Co-leaders Luke Sharman and Mary Hall sported an orange jack-o'-lantern suit and cat PJs.

Hall has been "hooked" since her first Nerd Nite where a presenter talked about "The Golden Girls." She has been a co-leader for about six years, curating prizes, soliciting speakers and dishing memorable presentations. See: the Japanese toilet.

"That's what I get remembered for the most," she said.

For the curious, the johns in Japan can be high-tech with music, heat controls, an electronic bidet; in rural areas, you're basically squatting over a hole in the floor, she said.

Funny and informative has always been the vibe for Nerd Nite, which launched in 2003 in Boston. It made its way to Duluth in 2010, thanks to Crystal Pelkey, Adam Brisk and Jeremy Nilson.

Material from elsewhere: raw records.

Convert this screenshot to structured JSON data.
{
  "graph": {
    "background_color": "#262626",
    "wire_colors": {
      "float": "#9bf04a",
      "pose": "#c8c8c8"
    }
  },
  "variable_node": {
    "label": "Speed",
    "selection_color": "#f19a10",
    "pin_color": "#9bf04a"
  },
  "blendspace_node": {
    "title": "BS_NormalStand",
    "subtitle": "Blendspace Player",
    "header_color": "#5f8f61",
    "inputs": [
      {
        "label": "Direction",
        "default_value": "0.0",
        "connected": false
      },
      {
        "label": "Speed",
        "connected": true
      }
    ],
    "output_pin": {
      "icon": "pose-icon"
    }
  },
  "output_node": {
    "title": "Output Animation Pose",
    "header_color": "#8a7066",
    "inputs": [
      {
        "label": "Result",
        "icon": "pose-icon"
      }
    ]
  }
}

Today, there are events in more than 100 cities around the world including Chicago, Denver, Hong Kong and Melbourne. Nilson helps continue the tradition with Hall and Luke Sharman, who came on after Lawrence Lee moved about a year and a half ago. "If you need another white, bald guy, let me know,'" Sharman recalled saying.

During Sharman's recent talk on Foucault, he compared China's social media credit score to an episode on "Black Mirror." Days later on social media, a Facebook follower linked to the episode on the Nerd Nite page.

Engaging, sharing and laughter is at the heart of Nerd Nite, and yes, the group has seen repeat pitches.

"Zelda," "Doctor Who," a bazillion different "Star Wars"-related presentations, Hall said. They do try to steer these to more specific angles to avoid redundancy.

The group also aims to avoid topics that have an agenda or a strong opinion. That means no politics or religion unless it's purely for academic purposes because they want the event to stay inclusive, she said.

Tony Barrett of Duluth has been going for about three years. "You know it's going to be a good hour," he said.

Asked if he'd consider presenting, Barrett added, "I could teach economics, but it certainly doesn't get people excited."

Stage fright can make it tricky to book presenters, and one of Sharman's roles is to mentor those new to the stage.

That's not a problem for Jess McCullough. He's presented on satanism in the media, why he doesn't like "Firefly," Viking magic. He gives professional presentations at academic conferences, but sharing at Nerd Nite is a welcome change, he said.

Anybody who grew up pursuing hobbies wants someone to share it with, and Nerd Nite is like a low-pressure Ted Talk. It's all about the enthusiasm for your topic, he added.

At Teatro Zuccone, Luke Moravec and "a special guest" talked American horror author H. P. Lovecraft. He was animated, drawing laughs with a costume change, an accent. And the audience engaged afterward with questions about spinoffs to Lovecraft's works and their own tidbits of info.

It was Moravec's eighth time on the Nerd Nite stage. He's done Scooby-Doo, becoming Santa, the unlikely existence of the Reuben sandwich. He also recalled a point-counterpoint debate with Sharman on "Star Wars: The Force Awakens."

Sometimes, presenters are fanatics geeking out on stage, other times, people flesh out subjects that have been gnawing at them. The latter is how Moravec landed on Lovecraft, an author he's been reading for a couple of years. It took him two months to prep for Nerd Nite, which isn't a norm.

"Presenting, if you're doing it well, can and should be an art form," Moravec said. Nerd Nite offers a welcoming space to put your opinions on display.

What's next is their Merry Nerdmas event. Expect a look at Jim Henson, a Christmas playlist and an examination on fanfiction originality and legality from 7:30-9:30 p.m. Dec. 19 at Teatro Zuccone.

Nerd Nite is a way for people who identify as nerd, geek, bookworm or something else to share some fellowship, Sharman said.

As for the term "nerd," it has had a negative connotation, but that has changed, and maybe doesn't apply in Duluth, Hall said. The community supports the culture with gaming businesses, groups like the Browncoat Society, pub trivia.

Added Sharman: "I think Duluth is very much a city of social introverts, and we really see that in Nerd Nite."

If you go

What: Merry Nerdmas

When: 7:30-9:30 p.m. Dec. 19

Where: Teatro Zuccone, 222 E. Superior St.

How much: $5

More info: Visit Nerd Nite Duluth on Facebook, https://bit.ly/2Qm958E, https://nerdnite.com/